Within the last few days, the development build of Google’s Chrome Web browser has made great strides toward being ready for prime time use. Within Linux Mint, at least, the browser supports plugins such as Adobe Flash fairly well, the ability to import bookmarks, history, passwords and other information from Firefox has been implemented and is working properly, and the chrome (the appearance of the window – not to be confused with the name of the browser) is now consistent with the Windows version. When maximized, the tab bar moves into the area normally used as the title bar by other programs, allowing you to use almost as much of the screen as you would in fullscreen mode with other browsers.
If you are running some version of Linux on your computer and you have not yet tested the development build of Chrome, you really should check it out. At this point, the only real issue I am experiencing is that it’s difficult to enable the plugins. I had plugins working properly for a while, but then had to make some adjustments to my Flash installation, which stopped the plugins from working within Chrome.

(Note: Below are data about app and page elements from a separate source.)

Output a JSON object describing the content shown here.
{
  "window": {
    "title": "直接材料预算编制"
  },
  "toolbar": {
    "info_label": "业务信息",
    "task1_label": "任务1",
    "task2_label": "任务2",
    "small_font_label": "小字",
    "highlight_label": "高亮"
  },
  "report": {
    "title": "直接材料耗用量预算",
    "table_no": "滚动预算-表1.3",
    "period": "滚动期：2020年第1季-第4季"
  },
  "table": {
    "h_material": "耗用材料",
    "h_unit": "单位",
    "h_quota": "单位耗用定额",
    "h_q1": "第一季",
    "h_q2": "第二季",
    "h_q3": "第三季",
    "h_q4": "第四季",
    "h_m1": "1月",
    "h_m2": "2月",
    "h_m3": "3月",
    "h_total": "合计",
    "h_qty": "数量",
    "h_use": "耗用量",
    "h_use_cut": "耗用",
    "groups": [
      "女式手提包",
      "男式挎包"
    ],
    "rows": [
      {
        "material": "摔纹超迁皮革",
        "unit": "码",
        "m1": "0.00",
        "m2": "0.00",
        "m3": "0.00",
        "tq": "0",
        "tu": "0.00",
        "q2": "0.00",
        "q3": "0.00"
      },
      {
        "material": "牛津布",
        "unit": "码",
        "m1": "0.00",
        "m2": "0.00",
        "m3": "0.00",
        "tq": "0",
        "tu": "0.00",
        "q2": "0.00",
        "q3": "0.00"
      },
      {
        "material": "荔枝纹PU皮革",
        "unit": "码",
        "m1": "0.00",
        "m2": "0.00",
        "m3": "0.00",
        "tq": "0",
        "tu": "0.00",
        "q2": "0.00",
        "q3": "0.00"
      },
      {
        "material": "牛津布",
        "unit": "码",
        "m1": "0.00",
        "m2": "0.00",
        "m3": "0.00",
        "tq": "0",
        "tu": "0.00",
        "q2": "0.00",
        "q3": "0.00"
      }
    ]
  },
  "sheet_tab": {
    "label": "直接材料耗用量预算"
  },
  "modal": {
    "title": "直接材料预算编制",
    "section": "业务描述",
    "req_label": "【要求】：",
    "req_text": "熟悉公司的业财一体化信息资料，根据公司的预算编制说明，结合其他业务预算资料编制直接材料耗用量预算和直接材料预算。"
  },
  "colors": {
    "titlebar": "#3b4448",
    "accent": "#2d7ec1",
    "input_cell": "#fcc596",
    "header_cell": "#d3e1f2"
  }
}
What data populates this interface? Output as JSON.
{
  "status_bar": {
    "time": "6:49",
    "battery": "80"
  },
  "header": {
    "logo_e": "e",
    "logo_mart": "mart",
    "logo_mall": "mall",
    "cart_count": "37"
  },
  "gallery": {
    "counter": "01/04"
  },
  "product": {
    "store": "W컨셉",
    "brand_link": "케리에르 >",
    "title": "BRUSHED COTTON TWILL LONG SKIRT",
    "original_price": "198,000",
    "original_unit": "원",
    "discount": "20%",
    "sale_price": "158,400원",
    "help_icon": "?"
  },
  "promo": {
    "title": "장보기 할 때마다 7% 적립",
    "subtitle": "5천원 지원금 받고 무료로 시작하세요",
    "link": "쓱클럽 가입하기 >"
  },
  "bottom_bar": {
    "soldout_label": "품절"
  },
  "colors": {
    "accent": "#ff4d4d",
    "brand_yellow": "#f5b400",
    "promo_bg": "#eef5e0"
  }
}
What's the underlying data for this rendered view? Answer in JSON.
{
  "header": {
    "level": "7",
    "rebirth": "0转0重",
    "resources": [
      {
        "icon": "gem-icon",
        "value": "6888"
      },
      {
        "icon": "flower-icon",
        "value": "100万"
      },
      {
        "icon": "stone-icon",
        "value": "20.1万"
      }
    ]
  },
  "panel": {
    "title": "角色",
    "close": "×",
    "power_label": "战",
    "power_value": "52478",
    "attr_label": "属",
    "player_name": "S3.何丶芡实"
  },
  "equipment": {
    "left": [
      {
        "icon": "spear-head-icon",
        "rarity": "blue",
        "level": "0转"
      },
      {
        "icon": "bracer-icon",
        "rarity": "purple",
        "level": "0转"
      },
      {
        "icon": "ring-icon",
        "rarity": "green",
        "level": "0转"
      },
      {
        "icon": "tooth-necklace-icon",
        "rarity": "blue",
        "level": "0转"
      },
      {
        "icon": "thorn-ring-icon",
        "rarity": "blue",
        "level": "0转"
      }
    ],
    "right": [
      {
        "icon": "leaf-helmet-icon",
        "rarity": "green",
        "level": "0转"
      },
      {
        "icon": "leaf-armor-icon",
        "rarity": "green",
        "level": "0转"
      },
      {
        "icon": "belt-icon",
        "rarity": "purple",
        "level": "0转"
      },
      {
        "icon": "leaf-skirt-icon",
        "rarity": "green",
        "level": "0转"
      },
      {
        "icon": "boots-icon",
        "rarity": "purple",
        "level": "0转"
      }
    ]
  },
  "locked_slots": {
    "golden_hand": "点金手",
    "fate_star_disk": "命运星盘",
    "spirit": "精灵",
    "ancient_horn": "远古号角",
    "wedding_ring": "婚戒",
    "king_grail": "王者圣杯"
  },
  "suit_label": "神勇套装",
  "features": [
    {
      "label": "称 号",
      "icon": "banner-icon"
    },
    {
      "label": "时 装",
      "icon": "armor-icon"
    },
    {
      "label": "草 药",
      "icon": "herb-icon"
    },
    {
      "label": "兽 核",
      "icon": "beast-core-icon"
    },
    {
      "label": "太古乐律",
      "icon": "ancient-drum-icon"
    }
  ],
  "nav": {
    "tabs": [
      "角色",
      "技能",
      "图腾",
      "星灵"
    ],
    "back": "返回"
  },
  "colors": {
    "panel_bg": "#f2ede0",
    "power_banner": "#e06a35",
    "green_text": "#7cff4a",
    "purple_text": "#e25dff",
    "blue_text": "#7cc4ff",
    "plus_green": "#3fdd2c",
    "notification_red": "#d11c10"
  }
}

I’m assuming, though, that once the plugins are officially supported by Chrome, they will begin working properly (which will, hopefully, be very soon).